    Hi i worked in a care home been there 2 months regularly working short staffed i was a…
    16 October 2019
  • Will
    Re: Violence at Work
    5 days ago I was threatened by a fellow member of staff both verbally and physically ( pushing his chest against my own) .I instantly requested…
    15 October 2019
  • Yogi
    Re: Food Safety and the Law
    Just been sold food from kfc and the foo sell by time label had lapsed by hr. Is this illegal?
    14 October 2019
  • Ian
    Re: Driving at Work
    We are currently experiencing temperatures in excess of 35 degrees I am being asked to drive long distances a heavy goods vehicle with no air…
    10 October 2019
  • Steve
    Re: Holiday Pay & Overtime: The Changes
    Average is paid for all holludays during the year
    10 October 2019
  • Clanny
    Re: Holiday Pay & Overtime: The Changes
    Do you get your average wage at both your summer and christmas holiday or is it only worked out for one of the 2…
    10 October 2019
  • Steve
    Re: Holiday Pay & Overtime: The Changes
    I have an issue i cannot get answered, i work 4 on 4 off 12 hour shifts, days and nights, if i take a holliday im…
    9 October 2019
  • gassey boy 55437t4
    Re: Food Safety and the Law
    no you do not need toilets as long as you have cups and a hose all is good PS. learnt all this from my health and social adviser who…
    9 October 2019
  • Meme
    Re: Violence at Work

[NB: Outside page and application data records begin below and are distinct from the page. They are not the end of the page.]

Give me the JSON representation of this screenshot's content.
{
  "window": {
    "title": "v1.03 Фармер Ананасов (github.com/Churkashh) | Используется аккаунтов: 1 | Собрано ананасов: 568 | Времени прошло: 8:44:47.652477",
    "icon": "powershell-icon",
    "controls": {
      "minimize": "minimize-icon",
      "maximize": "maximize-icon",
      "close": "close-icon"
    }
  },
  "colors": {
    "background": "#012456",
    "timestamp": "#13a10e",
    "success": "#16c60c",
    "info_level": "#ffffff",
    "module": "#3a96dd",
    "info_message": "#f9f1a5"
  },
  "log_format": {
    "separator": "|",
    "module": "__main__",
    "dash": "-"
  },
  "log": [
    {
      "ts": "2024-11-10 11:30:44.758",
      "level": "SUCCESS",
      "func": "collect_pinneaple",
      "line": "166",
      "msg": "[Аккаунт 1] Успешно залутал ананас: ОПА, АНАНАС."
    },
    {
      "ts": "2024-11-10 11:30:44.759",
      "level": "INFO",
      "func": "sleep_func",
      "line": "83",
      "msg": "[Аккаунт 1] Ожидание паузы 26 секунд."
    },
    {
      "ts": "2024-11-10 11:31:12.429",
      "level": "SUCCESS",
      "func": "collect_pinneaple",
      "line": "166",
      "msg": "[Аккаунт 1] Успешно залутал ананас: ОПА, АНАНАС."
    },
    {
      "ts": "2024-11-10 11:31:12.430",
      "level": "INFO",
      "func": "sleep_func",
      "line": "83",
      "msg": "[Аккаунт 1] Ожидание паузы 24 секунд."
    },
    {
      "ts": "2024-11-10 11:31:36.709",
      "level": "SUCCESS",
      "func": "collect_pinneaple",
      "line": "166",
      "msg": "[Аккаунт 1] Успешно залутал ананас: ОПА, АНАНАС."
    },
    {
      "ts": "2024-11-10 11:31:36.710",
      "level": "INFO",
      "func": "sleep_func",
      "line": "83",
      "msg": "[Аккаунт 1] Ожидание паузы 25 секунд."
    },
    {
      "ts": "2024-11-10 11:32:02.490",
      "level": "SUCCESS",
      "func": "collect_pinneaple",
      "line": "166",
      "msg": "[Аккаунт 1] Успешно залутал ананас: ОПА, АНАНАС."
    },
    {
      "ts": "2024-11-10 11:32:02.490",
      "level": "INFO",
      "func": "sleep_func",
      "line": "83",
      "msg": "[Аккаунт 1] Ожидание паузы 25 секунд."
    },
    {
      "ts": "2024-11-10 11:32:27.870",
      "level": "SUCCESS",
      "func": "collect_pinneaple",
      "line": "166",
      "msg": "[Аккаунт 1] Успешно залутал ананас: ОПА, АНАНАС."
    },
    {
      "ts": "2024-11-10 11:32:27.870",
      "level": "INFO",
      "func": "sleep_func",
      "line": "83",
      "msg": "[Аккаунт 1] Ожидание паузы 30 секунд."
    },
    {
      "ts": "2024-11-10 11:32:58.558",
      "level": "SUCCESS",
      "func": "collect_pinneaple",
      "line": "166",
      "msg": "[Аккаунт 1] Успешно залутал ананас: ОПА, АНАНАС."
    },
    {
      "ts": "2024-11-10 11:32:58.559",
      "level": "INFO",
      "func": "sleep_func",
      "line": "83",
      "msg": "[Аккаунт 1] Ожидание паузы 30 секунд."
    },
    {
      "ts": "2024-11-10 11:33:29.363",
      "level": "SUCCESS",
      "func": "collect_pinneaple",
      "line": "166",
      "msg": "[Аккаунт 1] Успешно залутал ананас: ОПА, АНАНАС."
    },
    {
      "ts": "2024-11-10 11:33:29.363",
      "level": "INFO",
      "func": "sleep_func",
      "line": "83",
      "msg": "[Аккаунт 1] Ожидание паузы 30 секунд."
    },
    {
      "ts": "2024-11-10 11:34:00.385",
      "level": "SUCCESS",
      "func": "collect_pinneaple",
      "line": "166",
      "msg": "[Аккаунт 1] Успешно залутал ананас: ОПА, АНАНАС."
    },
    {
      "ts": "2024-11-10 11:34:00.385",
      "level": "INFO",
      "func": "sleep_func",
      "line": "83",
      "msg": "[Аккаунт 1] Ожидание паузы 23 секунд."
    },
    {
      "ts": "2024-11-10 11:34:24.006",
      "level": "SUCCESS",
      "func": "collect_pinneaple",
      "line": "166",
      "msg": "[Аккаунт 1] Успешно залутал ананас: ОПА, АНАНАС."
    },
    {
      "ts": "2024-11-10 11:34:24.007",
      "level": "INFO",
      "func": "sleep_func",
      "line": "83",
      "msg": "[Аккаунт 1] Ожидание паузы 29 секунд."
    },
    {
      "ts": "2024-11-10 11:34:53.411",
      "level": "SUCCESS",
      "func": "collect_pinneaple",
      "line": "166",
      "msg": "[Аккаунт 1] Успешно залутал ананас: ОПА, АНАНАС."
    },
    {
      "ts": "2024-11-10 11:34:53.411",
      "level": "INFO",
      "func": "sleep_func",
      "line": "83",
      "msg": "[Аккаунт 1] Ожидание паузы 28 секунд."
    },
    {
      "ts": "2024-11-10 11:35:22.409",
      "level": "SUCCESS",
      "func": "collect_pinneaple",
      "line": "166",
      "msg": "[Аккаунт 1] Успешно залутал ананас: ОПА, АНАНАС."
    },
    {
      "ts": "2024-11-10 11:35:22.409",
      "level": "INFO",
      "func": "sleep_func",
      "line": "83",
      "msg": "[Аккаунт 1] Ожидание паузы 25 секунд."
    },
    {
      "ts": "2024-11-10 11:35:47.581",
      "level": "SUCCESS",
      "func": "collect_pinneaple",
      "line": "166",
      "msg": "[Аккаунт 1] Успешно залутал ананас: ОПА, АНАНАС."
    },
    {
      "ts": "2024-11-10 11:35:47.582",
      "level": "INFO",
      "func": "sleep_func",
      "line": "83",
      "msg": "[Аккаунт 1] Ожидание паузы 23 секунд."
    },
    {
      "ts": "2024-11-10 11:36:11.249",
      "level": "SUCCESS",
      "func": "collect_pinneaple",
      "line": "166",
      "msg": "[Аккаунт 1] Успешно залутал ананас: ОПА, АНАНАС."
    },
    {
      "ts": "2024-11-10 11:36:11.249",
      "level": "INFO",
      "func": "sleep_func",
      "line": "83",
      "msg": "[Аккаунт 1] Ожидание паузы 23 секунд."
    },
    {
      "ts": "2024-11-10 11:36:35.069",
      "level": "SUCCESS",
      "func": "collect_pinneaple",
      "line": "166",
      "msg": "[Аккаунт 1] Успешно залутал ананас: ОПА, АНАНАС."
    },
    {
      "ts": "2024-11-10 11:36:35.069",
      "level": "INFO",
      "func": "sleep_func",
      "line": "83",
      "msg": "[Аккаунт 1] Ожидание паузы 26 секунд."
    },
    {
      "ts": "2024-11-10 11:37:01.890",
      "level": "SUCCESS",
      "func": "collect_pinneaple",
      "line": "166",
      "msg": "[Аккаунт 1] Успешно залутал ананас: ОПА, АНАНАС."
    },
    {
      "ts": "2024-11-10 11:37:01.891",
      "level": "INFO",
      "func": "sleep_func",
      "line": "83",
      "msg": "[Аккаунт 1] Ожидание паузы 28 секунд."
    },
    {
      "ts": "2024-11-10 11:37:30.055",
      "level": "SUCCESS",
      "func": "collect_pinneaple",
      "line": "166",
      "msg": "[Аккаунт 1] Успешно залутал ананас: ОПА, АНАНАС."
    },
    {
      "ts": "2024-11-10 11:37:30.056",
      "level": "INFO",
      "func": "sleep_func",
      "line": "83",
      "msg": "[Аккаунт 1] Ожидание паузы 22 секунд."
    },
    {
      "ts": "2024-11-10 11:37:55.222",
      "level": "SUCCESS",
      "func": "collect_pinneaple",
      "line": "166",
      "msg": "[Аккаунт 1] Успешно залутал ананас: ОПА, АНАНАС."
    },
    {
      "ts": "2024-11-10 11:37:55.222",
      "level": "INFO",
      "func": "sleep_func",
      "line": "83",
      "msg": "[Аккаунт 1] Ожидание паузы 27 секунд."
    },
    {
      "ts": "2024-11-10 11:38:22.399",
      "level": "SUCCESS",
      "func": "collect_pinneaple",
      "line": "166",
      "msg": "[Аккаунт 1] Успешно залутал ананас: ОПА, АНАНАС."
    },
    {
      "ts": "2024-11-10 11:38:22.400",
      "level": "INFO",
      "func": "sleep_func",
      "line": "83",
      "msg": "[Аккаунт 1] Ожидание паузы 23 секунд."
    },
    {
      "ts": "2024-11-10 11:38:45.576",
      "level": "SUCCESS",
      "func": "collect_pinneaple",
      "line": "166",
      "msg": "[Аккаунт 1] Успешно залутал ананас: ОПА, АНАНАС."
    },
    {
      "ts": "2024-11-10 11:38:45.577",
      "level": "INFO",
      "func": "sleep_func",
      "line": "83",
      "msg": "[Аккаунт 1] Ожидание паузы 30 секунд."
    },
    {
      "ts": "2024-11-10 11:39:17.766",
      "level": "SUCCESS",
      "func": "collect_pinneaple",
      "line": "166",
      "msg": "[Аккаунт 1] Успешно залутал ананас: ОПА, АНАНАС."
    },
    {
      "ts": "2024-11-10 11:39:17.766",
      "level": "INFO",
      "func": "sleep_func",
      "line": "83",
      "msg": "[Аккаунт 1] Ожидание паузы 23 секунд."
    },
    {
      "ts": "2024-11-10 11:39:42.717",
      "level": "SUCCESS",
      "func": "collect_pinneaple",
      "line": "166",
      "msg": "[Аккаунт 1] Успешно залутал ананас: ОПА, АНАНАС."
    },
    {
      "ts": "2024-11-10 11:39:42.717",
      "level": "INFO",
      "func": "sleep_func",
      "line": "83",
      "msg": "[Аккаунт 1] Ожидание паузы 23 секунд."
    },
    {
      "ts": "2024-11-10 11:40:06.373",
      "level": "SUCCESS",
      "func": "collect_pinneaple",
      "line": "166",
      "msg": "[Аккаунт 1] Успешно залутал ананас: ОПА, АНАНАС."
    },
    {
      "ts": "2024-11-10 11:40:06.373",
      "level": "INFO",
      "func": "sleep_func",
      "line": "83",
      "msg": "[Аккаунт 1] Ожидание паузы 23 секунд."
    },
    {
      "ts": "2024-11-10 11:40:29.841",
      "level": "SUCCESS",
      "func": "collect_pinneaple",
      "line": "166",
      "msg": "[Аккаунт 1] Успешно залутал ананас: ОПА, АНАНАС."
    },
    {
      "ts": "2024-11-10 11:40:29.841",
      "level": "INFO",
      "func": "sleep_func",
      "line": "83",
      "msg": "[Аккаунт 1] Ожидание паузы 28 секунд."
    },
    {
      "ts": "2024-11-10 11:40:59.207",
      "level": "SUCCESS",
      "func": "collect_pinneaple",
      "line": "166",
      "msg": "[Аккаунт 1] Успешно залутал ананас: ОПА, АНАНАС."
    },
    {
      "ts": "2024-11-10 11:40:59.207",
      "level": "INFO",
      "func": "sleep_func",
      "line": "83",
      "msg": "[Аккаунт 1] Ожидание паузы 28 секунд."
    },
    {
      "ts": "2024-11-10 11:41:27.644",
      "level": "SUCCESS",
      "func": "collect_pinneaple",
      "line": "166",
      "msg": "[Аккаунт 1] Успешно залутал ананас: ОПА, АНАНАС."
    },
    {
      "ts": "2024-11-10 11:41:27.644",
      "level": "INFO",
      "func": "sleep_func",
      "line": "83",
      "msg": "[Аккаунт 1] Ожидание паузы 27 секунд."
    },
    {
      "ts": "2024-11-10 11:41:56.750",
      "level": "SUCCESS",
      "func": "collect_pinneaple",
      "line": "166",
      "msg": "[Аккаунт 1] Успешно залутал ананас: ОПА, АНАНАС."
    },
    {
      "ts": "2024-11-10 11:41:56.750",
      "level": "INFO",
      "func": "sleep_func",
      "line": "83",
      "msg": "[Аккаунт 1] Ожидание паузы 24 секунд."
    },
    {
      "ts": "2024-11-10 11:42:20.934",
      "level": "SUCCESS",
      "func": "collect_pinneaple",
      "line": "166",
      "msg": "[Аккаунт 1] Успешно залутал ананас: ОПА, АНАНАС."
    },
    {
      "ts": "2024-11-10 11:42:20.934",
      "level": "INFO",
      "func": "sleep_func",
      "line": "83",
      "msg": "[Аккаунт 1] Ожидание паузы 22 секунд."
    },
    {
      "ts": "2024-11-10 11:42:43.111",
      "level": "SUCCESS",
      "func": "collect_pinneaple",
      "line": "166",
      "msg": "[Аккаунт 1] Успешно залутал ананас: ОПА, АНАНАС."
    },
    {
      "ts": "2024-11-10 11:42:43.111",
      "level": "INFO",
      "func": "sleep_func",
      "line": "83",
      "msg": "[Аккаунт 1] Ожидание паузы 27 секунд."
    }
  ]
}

    A week ago a coworker who was stressed and upset verbally attacked me because i asked for my tables food repeatedly. This was done in front of…
    8 October 2019